Four days before his 60th birthday, Horatio Spafford contracted what the family described as “malaria fever which caused mental confusion” while in Jerusalem. He succumbed to the malaria on October 16, 1888 and was buried in Mount Zion Cemetery in Jerusalem. Anna continued her work in Jerusalem until her death in 1923.
Through all of the affliction and pain, Horatio Spafford, was able to say “It is well with my soul.” When faced with trials in life, can you say “It is well with my soul?”

IT IS WELL WITH MY SOUL
When peace, like a river, attendeth my way,
When sorrows like sea billows roll;
Whatever my lot, thou hast taught me to say,
It is well, it is well with my soul.

Though Satan should buffet, though trials should come,
Let this blest assurance control,
That Christ has regarded my helpless estate,
And hath shed His own blood for my soul.

My sin, oh, the bliss of this glorious thought!
My sin, not in part but the whole,
Is nailed to the cross, and I bear it no more,
Praise the Lord, praise the Lord, O my soul!

And, Lord, haste the day when my faith shall be sight,
The clouds be rolled back as a scroll;
The trump shall resound, and the Lord shall descend,
Even so, it is well with my soul.

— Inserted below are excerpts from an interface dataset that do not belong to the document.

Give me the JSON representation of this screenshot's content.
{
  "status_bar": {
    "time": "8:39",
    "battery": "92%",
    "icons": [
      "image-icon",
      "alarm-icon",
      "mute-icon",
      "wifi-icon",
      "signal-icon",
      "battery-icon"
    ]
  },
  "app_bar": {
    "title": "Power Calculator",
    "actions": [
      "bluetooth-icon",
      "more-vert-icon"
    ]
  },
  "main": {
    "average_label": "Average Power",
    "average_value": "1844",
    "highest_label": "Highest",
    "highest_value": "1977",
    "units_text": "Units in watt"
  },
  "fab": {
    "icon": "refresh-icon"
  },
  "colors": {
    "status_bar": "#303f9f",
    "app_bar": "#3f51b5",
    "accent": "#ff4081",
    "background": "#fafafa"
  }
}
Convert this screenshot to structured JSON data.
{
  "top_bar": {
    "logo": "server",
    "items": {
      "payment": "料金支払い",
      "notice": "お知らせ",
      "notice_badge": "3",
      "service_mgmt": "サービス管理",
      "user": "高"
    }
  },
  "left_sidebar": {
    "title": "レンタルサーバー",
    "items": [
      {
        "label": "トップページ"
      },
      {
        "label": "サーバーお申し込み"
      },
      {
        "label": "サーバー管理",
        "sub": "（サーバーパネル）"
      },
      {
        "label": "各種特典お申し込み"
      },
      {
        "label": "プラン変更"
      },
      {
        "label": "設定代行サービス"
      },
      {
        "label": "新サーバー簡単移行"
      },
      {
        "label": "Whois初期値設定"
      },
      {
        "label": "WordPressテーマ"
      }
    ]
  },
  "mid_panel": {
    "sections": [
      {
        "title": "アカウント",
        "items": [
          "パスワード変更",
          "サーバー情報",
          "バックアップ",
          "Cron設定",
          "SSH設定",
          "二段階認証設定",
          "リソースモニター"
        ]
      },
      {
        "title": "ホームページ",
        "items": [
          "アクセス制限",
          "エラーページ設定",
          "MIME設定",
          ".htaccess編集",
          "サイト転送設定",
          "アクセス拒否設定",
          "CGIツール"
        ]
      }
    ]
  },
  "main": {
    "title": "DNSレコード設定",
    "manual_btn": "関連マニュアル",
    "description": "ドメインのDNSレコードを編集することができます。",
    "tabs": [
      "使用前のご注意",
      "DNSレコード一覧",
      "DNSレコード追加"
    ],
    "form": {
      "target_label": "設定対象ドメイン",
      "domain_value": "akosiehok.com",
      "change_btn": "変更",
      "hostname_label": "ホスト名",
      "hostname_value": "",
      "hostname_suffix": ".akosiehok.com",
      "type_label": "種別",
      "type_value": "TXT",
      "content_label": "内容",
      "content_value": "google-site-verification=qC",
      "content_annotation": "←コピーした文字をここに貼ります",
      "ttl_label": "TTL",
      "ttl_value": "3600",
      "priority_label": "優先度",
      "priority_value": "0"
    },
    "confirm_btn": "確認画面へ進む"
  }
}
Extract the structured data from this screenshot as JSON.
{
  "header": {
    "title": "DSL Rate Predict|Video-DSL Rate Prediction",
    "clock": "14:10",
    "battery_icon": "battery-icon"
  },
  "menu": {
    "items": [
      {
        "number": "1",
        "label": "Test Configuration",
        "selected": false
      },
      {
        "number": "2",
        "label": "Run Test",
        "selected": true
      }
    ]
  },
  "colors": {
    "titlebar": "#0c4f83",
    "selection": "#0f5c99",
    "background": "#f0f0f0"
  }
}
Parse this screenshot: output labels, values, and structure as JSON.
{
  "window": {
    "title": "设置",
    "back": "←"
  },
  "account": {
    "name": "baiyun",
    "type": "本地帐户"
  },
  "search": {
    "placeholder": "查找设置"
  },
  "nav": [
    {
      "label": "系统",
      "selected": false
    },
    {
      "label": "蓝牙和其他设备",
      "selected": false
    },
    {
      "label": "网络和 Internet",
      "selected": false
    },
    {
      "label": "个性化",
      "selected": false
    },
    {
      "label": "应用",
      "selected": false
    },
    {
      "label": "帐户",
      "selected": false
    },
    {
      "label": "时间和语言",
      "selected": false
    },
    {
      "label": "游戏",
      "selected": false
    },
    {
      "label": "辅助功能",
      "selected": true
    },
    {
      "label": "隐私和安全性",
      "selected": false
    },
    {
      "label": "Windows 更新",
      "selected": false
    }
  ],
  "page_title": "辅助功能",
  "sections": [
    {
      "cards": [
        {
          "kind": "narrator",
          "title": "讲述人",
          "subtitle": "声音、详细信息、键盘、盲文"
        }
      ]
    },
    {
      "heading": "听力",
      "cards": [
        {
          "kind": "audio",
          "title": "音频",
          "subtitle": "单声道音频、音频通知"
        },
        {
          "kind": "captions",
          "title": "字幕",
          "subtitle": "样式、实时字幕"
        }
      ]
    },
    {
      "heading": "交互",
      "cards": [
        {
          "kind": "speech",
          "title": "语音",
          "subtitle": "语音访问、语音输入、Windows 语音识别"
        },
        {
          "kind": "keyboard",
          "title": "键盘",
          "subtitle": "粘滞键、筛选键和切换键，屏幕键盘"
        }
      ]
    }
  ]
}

Refrain:
It is well with my soul,
It is well, it is well with my soul.